:: PROBLEM TO WORK ON ::
Among the entries, find each line that includes the string "localhost" and list it.

DATA SUPPLIED: Begin

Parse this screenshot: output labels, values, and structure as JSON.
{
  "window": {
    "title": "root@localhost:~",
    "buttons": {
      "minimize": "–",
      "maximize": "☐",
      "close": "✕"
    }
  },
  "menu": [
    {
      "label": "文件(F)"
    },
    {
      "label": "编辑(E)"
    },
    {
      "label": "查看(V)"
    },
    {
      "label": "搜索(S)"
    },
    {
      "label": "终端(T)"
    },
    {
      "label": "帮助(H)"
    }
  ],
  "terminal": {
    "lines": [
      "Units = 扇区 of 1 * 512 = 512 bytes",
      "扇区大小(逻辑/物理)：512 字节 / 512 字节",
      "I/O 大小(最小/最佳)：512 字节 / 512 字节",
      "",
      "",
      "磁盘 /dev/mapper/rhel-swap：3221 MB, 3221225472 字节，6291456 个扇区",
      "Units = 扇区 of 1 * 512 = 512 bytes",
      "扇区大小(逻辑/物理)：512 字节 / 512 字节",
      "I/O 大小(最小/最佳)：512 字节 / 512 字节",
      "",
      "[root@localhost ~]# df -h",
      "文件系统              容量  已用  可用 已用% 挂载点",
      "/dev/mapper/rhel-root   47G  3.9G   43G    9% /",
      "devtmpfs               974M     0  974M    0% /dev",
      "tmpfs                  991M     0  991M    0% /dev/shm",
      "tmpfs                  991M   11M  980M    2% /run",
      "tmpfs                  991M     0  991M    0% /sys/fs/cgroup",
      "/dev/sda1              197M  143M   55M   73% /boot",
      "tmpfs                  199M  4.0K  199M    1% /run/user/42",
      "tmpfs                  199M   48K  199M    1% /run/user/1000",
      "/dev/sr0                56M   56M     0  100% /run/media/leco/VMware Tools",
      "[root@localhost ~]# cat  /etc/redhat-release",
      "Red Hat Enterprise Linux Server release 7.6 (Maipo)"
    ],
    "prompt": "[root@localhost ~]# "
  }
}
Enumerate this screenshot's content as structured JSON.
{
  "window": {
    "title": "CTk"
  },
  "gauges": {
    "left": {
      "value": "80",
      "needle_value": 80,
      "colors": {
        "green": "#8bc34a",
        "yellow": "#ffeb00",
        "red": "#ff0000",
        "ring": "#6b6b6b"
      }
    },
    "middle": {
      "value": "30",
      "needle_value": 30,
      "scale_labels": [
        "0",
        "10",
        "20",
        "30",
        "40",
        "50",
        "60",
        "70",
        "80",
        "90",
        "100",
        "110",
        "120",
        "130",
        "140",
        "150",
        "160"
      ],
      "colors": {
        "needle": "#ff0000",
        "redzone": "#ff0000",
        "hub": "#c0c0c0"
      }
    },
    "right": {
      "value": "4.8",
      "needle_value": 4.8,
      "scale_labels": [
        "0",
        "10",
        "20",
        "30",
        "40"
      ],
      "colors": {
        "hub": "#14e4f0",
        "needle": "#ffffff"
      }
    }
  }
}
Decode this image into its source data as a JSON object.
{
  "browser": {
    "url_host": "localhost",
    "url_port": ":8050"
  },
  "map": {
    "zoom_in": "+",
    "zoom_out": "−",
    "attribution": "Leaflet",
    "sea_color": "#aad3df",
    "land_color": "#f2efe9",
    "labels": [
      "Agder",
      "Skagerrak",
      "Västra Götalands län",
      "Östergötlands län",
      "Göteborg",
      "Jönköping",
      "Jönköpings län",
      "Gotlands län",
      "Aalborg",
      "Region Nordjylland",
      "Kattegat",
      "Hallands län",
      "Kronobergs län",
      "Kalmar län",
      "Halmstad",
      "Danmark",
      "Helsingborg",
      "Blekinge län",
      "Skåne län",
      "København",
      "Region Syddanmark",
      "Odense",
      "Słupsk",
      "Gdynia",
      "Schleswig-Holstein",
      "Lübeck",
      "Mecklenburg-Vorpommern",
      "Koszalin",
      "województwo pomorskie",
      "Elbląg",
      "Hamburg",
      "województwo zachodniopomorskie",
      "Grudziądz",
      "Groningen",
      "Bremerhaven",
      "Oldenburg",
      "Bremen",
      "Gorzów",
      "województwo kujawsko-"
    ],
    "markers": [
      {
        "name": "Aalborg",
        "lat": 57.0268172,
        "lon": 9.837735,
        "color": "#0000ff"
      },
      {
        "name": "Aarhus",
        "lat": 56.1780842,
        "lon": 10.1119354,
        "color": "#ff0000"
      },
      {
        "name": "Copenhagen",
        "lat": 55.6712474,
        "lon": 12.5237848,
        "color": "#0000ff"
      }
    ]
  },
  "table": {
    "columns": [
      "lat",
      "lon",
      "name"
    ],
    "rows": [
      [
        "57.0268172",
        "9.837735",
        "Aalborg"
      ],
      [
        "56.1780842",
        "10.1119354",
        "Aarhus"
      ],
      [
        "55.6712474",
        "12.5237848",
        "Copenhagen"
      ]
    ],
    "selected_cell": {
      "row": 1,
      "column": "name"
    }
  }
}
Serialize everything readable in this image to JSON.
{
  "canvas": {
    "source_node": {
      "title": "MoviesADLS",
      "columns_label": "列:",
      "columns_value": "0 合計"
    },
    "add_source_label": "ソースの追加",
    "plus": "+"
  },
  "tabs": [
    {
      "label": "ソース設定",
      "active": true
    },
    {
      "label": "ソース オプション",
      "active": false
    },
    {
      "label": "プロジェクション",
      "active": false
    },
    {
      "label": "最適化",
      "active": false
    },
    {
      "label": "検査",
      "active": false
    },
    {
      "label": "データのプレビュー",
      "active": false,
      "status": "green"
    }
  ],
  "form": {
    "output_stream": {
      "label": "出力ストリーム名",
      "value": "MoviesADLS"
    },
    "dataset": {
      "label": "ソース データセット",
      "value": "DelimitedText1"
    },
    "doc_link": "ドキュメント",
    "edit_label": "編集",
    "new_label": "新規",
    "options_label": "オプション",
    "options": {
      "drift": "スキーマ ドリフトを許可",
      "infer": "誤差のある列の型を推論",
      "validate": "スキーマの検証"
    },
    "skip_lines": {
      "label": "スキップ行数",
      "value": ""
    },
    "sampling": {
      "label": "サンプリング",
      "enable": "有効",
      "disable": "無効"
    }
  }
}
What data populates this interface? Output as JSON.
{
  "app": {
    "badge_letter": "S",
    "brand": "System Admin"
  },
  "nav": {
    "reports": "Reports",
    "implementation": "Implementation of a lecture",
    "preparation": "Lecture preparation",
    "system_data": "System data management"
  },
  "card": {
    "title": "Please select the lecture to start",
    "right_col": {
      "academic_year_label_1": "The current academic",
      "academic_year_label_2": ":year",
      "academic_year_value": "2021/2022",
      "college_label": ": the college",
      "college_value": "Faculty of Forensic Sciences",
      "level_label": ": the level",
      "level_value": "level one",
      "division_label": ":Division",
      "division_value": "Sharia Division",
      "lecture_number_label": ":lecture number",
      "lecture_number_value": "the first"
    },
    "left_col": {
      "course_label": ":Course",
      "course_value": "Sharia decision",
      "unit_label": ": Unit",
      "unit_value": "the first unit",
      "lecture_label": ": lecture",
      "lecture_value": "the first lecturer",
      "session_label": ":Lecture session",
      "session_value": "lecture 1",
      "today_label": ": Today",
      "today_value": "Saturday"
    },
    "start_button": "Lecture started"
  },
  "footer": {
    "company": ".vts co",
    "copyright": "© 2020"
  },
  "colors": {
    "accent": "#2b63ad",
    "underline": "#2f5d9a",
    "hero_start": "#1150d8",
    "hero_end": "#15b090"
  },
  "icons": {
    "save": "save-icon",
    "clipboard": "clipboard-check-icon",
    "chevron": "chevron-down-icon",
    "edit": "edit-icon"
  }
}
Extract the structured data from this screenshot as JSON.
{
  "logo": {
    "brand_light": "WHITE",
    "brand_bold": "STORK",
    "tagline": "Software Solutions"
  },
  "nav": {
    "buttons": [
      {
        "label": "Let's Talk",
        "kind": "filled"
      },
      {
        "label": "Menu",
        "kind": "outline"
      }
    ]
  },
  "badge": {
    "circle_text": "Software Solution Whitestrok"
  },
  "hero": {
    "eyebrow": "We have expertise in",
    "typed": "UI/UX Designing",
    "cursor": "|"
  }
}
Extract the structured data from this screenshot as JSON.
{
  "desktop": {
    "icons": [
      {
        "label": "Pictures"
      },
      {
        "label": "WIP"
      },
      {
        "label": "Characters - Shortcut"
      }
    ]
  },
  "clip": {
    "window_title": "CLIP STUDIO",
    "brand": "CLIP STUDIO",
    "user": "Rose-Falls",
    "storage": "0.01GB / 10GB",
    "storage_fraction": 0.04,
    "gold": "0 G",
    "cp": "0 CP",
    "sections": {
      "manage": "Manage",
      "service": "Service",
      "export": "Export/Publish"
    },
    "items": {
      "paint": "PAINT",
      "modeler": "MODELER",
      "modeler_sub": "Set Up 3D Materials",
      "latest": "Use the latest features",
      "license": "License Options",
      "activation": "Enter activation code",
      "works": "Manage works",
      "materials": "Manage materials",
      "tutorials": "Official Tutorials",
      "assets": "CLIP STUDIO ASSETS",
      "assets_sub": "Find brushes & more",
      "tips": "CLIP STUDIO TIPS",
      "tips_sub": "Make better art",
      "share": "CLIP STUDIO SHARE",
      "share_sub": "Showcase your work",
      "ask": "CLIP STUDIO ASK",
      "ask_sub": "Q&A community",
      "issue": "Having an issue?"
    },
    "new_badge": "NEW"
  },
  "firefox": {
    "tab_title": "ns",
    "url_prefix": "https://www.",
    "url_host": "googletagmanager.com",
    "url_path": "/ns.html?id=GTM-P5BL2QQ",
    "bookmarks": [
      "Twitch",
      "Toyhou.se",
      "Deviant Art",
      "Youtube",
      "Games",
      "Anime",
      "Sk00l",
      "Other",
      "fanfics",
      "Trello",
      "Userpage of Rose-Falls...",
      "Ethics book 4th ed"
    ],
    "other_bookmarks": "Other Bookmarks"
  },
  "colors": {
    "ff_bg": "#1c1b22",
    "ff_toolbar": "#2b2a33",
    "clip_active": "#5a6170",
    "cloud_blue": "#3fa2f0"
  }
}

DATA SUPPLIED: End

:: REPLY ::
    "title": "root@localhost:~",
      "[root@localhost ~]# df -h",
      "[root@localhost ~]# cat  /etc/redhat-release",
    "prompt": "[root@localhost ~]# "
    "url_host": "localhost",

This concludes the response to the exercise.